As of today, Mentor Graphics has been sold and is fully owned by Siemens. Now Mentor’s arc of history will be decided by folks not residing in the green forests and hills of northern Oregon, and the Big Three cartel is no more. A cartel which has slowly consolidated the playing field over time until nary a startup can be seen.
The power vested in the Big Three EDA companies has grown steadily and inexorably over these years, as has their market dominance. Examination of recent numbers provided by the ESD Alliance Market Statistics Service indicates that today, in excess of 85-percent of the revenue earned in the EDA industry can be attributed to the combination of Synopsys, Cadence, and Mentor Graphics.
These three companies, their leadership, sales prowess, and increasing control of the conversation and technical direction in the industry has made for a powerful cartel. But again, that cartel is no more and the crystal ball predicting future dynamics within the EDA industry has gone dark.
Thursday, March 23rd, 2017
Something historic and poignant is taking place on Thursday, April 6th, that should be of interest to absolutely everyone in the EDA and IP communities. The four most powerful men in these two industries will be on stage for an ESD Alliance panel discussion led by Semiconductor Engineering’s Ed Sperling.
The four panelists include Synopsys Chairman & CEO Aart de Geus, Cadence President & CEO Lip-Bu Tan, Mentor Graphics Chairman & CEO Wally Rhines, and ARM CEO Simon Segars.
The April 6th event will be historic because these Big Four unequivocally define EDA and IP – just as Stanford, Huntington, Hopkins, and Crocker defined Railroads in the West – and it’ll be poignant because you’ll never see them together again. Too many changes ahead.
Of course, the ESDA panel will also be whimsical: You’ll know no more about these CEOs and their companies at the end of the evening than you knew when you first arrived. That doesn’t mean the evening won’t be entertaining.
Thursday, March 9th, 2017
This is a simple post with just two messages. First, EDA is hiring. All over the globe. Mentor Graphics lists over 200 openings, Cadence has almost 300 openings, and Synopsys has a staggering 900+ openings worldwide.
Of course, EDACafe’s own Mark Gilbert could have told you this. It wasn’t necessary to scour the websites of the Big Three in EDA to learn about the many jobs currently available in the industry, most for software developers, not surprisingly.
Thursday, January 19th, 2017
Synopsys is undergoing a massive reset.
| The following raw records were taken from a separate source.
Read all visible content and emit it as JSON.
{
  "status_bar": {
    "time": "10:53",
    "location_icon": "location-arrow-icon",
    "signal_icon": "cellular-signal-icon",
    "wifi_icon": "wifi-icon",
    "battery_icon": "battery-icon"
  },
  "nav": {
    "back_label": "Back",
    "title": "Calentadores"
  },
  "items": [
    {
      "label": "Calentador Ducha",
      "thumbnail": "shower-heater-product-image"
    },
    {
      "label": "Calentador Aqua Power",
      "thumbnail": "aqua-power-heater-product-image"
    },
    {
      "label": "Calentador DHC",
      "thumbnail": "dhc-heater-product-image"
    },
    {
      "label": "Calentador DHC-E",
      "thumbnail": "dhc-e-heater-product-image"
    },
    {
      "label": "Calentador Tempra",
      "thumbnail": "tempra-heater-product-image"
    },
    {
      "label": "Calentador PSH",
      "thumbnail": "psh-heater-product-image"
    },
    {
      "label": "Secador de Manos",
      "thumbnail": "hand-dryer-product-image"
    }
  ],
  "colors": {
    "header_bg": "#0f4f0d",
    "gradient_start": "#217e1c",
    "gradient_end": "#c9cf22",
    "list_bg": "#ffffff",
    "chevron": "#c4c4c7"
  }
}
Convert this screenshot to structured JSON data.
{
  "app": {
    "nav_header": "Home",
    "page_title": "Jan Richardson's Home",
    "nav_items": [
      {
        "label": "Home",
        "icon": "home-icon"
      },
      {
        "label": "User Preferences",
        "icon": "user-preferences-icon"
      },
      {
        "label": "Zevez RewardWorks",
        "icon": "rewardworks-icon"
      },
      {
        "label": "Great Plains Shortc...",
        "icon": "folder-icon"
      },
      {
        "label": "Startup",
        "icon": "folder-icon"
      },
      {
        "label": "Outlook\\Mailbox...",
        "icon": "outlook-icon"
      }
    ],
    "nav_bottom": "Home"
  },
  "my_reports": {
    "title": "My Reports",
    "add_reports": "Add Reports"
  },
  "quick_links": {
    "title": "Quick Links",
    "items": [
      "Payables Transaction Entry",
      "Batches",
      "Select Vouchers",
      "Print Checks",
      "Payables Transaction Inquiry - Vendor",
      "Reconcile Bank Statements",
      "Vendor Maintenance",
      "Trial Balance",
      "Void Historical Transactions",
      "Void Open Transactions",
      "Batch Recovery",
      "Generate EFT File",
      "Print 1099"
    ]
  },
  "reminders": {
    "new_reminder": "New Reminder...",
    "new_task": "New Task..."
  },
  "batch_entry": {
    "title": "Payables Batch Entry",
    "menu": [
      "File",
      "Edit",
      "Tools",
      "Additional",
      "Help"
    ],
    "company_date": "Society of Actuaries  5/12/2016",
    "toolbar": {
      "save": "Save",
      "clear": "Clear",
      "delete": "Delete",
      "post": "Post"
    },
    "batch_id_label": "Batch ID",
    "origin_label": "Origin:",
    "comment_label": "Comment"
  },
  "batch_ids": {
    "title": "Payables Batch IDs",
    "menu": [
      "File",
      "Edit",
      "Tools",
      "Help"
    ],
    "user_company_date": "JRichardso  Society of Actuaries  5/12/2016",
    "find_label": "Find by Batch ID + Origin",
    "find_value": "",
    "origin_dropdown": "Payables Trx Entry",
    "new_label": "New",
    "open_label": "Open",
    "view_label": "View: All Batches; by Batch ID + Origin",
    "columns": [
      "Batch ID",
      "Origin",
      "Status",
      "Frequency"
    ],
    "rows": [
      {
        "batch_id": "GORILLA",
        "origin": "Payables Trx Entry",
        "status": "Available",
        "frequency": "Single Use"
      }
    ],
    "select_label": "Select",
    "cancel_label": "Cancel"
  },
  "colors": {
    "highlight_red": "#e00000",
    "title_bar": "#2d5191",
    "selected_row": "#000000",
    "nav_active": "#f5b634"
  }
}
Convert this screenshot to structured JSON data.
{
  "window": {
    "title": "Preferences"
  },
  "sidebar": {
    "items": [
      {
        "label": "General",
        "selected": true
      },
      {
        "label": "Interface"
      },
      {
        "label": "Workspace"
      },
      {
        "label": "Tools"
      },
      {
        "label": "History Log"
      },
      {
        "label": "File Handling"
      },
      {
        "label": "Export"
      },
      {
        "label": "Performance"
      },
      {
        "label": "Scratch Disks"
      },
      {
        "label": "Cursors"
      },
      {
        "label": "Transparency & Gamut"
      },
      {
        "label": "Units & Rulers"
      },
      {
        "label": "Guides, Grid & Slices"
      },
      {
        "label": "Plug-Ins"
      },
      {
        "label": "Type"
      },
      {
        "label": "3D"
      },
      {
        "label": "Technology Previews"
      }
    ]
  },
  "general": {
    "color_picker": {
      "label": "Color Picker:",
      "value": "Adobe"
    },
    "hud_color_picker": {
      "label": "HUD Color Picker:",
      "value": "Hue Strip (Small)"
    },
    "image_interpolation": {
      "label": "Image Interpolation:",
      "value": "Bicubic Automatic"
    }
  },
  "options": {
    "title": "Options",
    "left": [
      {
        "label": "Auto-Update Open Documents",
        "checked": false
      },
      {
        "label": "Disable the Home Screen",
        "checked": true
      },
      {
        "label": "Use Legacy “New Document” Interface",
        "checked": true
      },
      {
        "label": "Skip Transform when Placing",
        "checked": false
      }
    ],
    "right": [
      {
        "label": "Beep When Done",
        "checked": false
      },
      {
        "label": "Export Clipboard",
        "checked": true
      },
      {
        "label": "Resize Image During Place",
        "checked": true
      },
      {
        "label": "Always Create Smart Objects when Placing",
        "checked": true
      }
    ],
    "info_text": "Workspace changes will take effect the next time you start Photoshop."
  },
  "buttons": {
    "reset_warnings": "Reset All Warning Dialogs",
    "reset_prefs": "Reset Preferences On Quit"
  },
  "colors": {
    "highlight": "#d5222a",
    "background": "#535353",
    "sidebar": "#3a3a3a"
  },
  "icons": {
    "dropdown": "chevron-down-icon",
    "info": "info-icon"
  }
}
Where not so long ago, it self-identified as the largest EDA company in the world, other words are now used to describe the enterprise: “Synopsys is at the forefront of Smart, Secure Everything with the world’s most advanced tools for silicon chip design, verification, IP integration, and application security testing.”
As compelling as that description may be, some observers are questioning whether the marked differences between maintaining expertise in chip design, verification, IP, and IP integration versus maintaining expertise in software integrity are too wide to make for easy co-habitation under one corporate roof.
Some would say putting EDA and chip design together with software security is not a good recipe for the long-term success of the company. But are these critics correct?